By Joe Callaghan Auckland
Monday, June 07, 2010
AS THE Ireland squad jetted in through the South Seas squall enveloping Auckland yesterday, it was a good thing they chose Singapore Airlines rather than the country’s host carrier, Air New Zealand, for the mammoth journey.
The top sports option on this month’s in-flight TV menu with Air New Zealand is a full, unedited 80-minute re-run of the first Test between the All Blacks and the British and Irish Lions in 2005.
Hot on the heels of back-to-back international defeats for the first time in almost two years, the last thing Ireland players needed to see was their skipper being pummelled into the Christchurch turf.
Even on those tiny headrest screens – and five years on from the deed – the vision of Brian O’Driscoll being thrown around like a rag doll remains tough viewing.
But the 80 minutes in its entirety would have provided a pertinent reminder – were it needed – of the task facing Declan Kidney’s side this week.
There were more recent pointers too – a 2008 Tri Nations pummelling of the world champion Springboks achieved without Richie McCaw and two of last year’s three triumphs over Australia were also available to passengers.
Obviously 105 barren years of defeat also relay the sheer magnitude of Ireland’s challenge. The television advertisement promoting Saturday’s game in New Plymouth – which, incidentally, has yet to sell out – plays on that 100% record of Irish failure.
‘Some things in life are guaranteed,’ says the voiceover, as a steady stream of images of All Blacks backs scything through green backlines flash across the screen.
‘The sun rises in the east... and sets in the west. And Ireland never beat the All Blacks.’
Safe to say then, as he stepped off the plane around midnight local time last night, that Kidney would have preferred to have with him the 13 players struck down by an unprecedented injury crisis. At least there were no fresh complaints to report.
Those Ireland players that did make it here unscathed will blow off the cobwebs from Friday night’s defeat to the Barbarians – and their journey to the other side of the globe – when they take their first run out at the Mt Smart arena in Auckland’s suburbs. But even in their choice of training venue, it seems things haven’t gone Ireland’s way. Kidney and his IRFU support staff have copped significant flak for their decision not to prepare for the clash down in New Plymouth amongst the fervent Taranaki fans.
"It is a short-sighted decision on a number of fronts," said local rugby pundit Wynne Gray. "Instead of embracing the Taranaki locals, they have alienated enough of them to suggest they might switch their allegiance to the US when Ireland pitch up for their September 11 World Cup game next season.
"Had the Irish travelled there on Monday, they could have embraced the atmosphere they will seek next season, they could have connected with rugby-mad youngsters in the area. You suspect the Irish might have missed a trick here."
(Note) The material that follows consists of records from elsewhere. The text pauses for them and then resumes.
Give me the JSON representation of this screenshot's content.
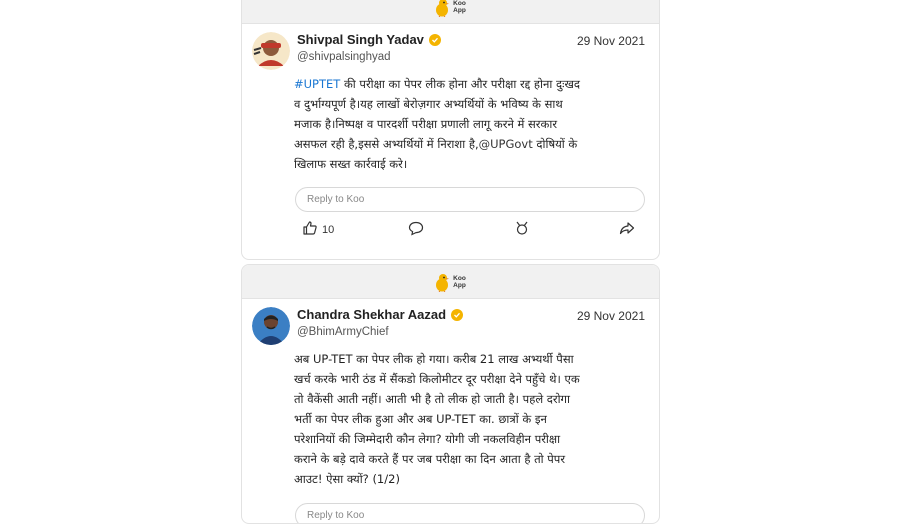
{
  "posts": [
    {
      "header_brand": {
        "line1": "Koo",
        "line2": "App"
      },
      "author": "Shivpal Singh Yadav",
      "handle": "@shivpalsinghyad",
      "date": "29 Nov 2021",
      "hashtag": "#UPTET",
      "text_line1": " की परीक्षा का पेपर लीक होना और परीक्षा रद्द होना दुःखद",
      "text_line2": "व दुर्भाग्यपूर्ण है।यह लाखों बेरोज़गार अभ्यर्थियों के भविष्य के साथ",
      "text_line3": "मजाक है।निष्पक्ष व पारदर्शी परीक्षा प्रणाली लागू करने में सरकार",
      "text_line4a": "असफल रही है,इससे अभ्यर्थियों में निराशा है,",
      "mention": "@UPGovt",
      "text_line4b": " दोषियों के",
      "text_line5": "खिलाफ सख्त कार्रवाई करे।",
      "reply_placeholder": "Reply to Koo",
      "like_count": "10",
      "avatar_color": "#c0392b"
    },
    {
      "header_brand": {
        "line1": "Koo",
        "line2": "App"
      },
      "author": "Chandra Shekhar Aazad",
      "handle": "@BhimArmyChief",
      "date": "29 Nov 2021",
      "lines": [
        "अब UP-TET का पेपर लीक हो गया। करीब 21 लाख अभ्यर्थी पैसा",
        "खर्च करके भारी ठंड में सैंकडो किलोमीटर दूर परीक्षा देने पहुँचे थे। एक",
        "तो वैकेंसी आती नहीं। आती भी है तो लीक हो जाती है। पहले दरोगा",
        "भर्ती का पेपर लीक हुआ और अब UP-TET का. छात्रों के इन",
        "परेशानियों की जिम्मेदारी कौन लेगा? योगी जी नकलविहीन परीक्षा",
        "कराने के बड़े दावे करते हैं पर जब परीक्षा का दिन आता है तो पेपर",
        "आउट! ऐसा क्यों? (1/2)"
      ],
      "reply_placeholder": "Reply to Koo",
      "avatar_color": "#2c6fb0"
    }
  ],
  "colors": {
    "brand_yellow": "#f4b400",
    "hashtag_blue": "#1976d2"
  }
}
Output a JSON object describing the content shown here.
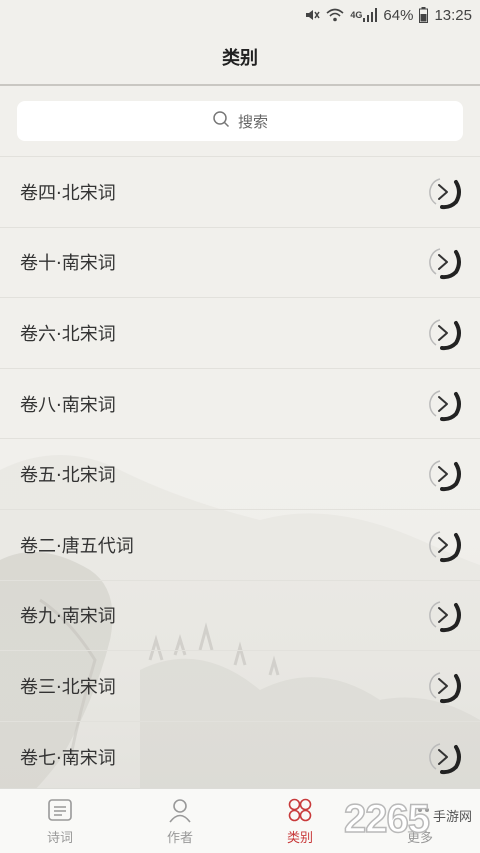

If that weren’t enough, Graham Henry seems intent on ensuring that the referee for Saturday’s showdown at Yarrow Stadium, Englishman Wayne Barnes, doesn’t dare give any tight calls to the visitors. Barnes will already be feeling the pressure with the Test marking the first time he has officiated here since he became Kiwi enemy No. 1 after being blamed for their 2007 world cup quarter final exit to France. And the All Blacks coach cranked up the heat by requesting a sit down with him on the eve of battle.
"I think it is going to be a challenge for the northern hemisphere refs. In the Heineken Cup they didn’t play to these laws but I think in their own competitions they may have," said Henry. "They know what laws we are playing to and hopefully they can handle it. The tackle and the scrum are going to be important."
Not a lot of cheer floating around the Auckland air amid all that rain and gale-force winds then. Let’s at least hope the TV fare aboard that Singapore Airlines plane was nice and uplifting.
This story appeared in the printed version of the Irish Examiner Monday, June 07, 2010